Here’s another version of Neil Gaiman’s 2009 Newbery Medal Winner The Graveyard Book, also from Dolores Huerta Elementary School, adapted by Neala and Clementine and Caleb (who was in the opening skit!):

As the judges said in part on the 90-Second Newbery blog (full review here), “This movie got off to a rousing start, with the ominous chirping of crickets giving way to bloodcurdling screams as the Man Jack murders the parents (whose post-murder corpses are gruesomely lingered upon!). The portrayal of Baby Bod was humorous and fun to watch, especially when he drops out of the cradle at the start . . . This movie was very resourceful, for instance repurposing a ‘Wet Floor’ sign to be a gravestone, or how Bod fights off enemies armed with nothing but a milk crate. I liked the hyperacceleration of the plot, how Scarlett is both introduced and dismissed within the same scene! But I wonder, who are those two folks with the backwards hoodies whom Bod defeats at the end??”

The last movie movie I’d like to highlight is of Rebecca Stead’s 2010 Newbery Medal Winner When You Reach Me, adapted by Astral and Defy of Star Stuff Academy:

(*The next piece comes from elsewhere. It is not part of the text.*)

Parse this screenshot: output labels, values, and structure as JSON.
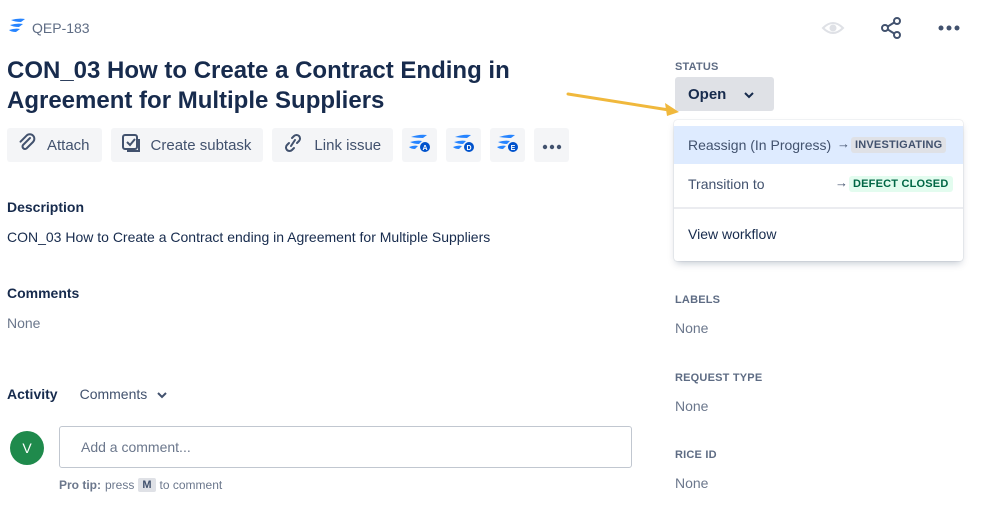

As the judges said in part on the 90-Second Newbery blog (full review here), “A creative, inventive, and visually unique sprint through the story! I liked how the story was told through artfully posed Lego figures (in particular, that Lego man depicting Dick Clark was perfectly chosen). The glitchy old-timey 1980s VHS video effect was a smart choice, situating the viewer in the era of 1979 when the story of the book happened . . . The voice acting throughout was expressive and conveyed the main plot points clearly and with a lot of emotional engagement. I was impressed that you went through the trouble to get the theme music for the $20,000 Pyramid for that scene, complete with crowd noises.”

And those were the local entries for the 2020 San Francisco 90-Second Newbery Film Festival! Remember, it’s never too early to start making movies for next year. The deadline is in January 2021, but you can turn them in anytime! Complete details, including tips for filmmakers, can be found at the 90-Second Newbery website.

Thanks so much, San Francisco! I’ll see you next year! And if you enjoyed this FREE film festival, please consider making a donation to the 90-Second Newbery Film Festival. It’s tax-deductible. Our fiscal sponsor is Fractured Atlas, a non-profit arts service organization.